Trials and Tribulations of Nongrantor Trusts

Chuck Rubin has a great article on his blog in which he reviews the high tax rates that nongrantor trusts pay on their undistributed income.

In addition, he discusses some intriguing solutions to the withdrawal problem of these trusts; be forewarned that he attempts to cover the “5 by 5” power — don’t say I didn’t warn you!



Passive Income: Good or Bad?

Passive activity loss rules are complicated and require careful attention. In general, their purpose is to limit or prevent taxpayers from deducting passive losses, unless the taxpayer has offsetting passive income.

Previously, passive income had been a positive: a taxpayer without passive losses would recognize the passive income regardless; a taxpayer with passive losses could offset the passive losses with passive income.

But starting in 2013, the recognition of passive income has a down side: the Medicare Tax on Net Investment Income (MTNII) [IRS §1411]. “Excess” passive income, that is passive income left after offsetting passive losses, may be subject to an additional 3.8% excise tax.

Taxpayers must take time to review their passive income, and investigate the options available for reducing or eliminating “excess” passive income. If a taxpayer can change his involvement with the activity (see the material participation rules in Regs. §§1.469-5T(a)(1)-(7)), he may be able to reduce his passive income and his exposure to the MTNII.

Fiduciaries will be hard-pressed to avoid the MTNII, since it is generally difficult for a fiduciary to demonstrate material participation. Combined with the trust’s low threshold, any trust which does not distribute out its net investment income will likely be subject to the excise tax.

WSJ on Reducing a Trust’s Income Taxes

The WSJ recently addressed the idea of a trust reducing its income taxes in this Wealth Management article.

The article two main suggestions are to:

  • Restructure the trust’s investments portfolio, to eliminate or reduce the assets that generate the kind of income subject to the highest tax rates; and
  • Review the distributions from the trust, with the objective of moving the taxable investment income to beneficiaries who might be in lower tax brackets.

These are good, general suggestions for managing a trust’s income tax liability.  The higher tax brackets in 2013, combined with the new Medicare Tax on Net Investment Income (MTNII), do not change the tax planning concepts; they just change the magnitudes.

Estimated Tax Payments: 1/15/2013

Estimated tax payments for individuals, trusts, and calendar year estates are due next week.

You may have completed your year-end tax planning last month. And you may have paid your state estimated tax payments before 12/31/2012 (if you did not expect to be subject to the AMT).

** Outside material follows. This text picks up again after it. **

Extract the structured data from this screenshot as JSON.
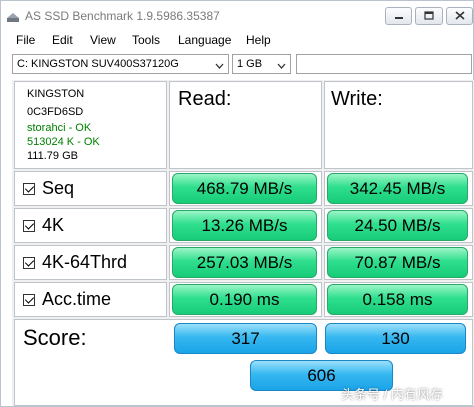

Now your Federal (and maybe state) estimated tax payments must be mailed to the government on or before next Tuesday, January 15, 2013.

Year-end planning (2012)

December is the season… for year-end tax planning.

Trusts, like individuals, are required to make estimated tax payments. Now is a good time to review a trust’s income and deductions, and estimate its 2012 income tax liability. Fourth quarter estimated income tax payments are due January 15, 2013; however, trusts not subject to AMT might benefit from making state estimated tax payments by December 31.

In addition, a prudent trustee can begin to prepare for the Medicare Tax on Net Investment Income (MTNII) for 2013. Ordinary simple and complex trusts will be subject to this tax beginning next month. And the threshold for trust is Very low (approximately $12,000).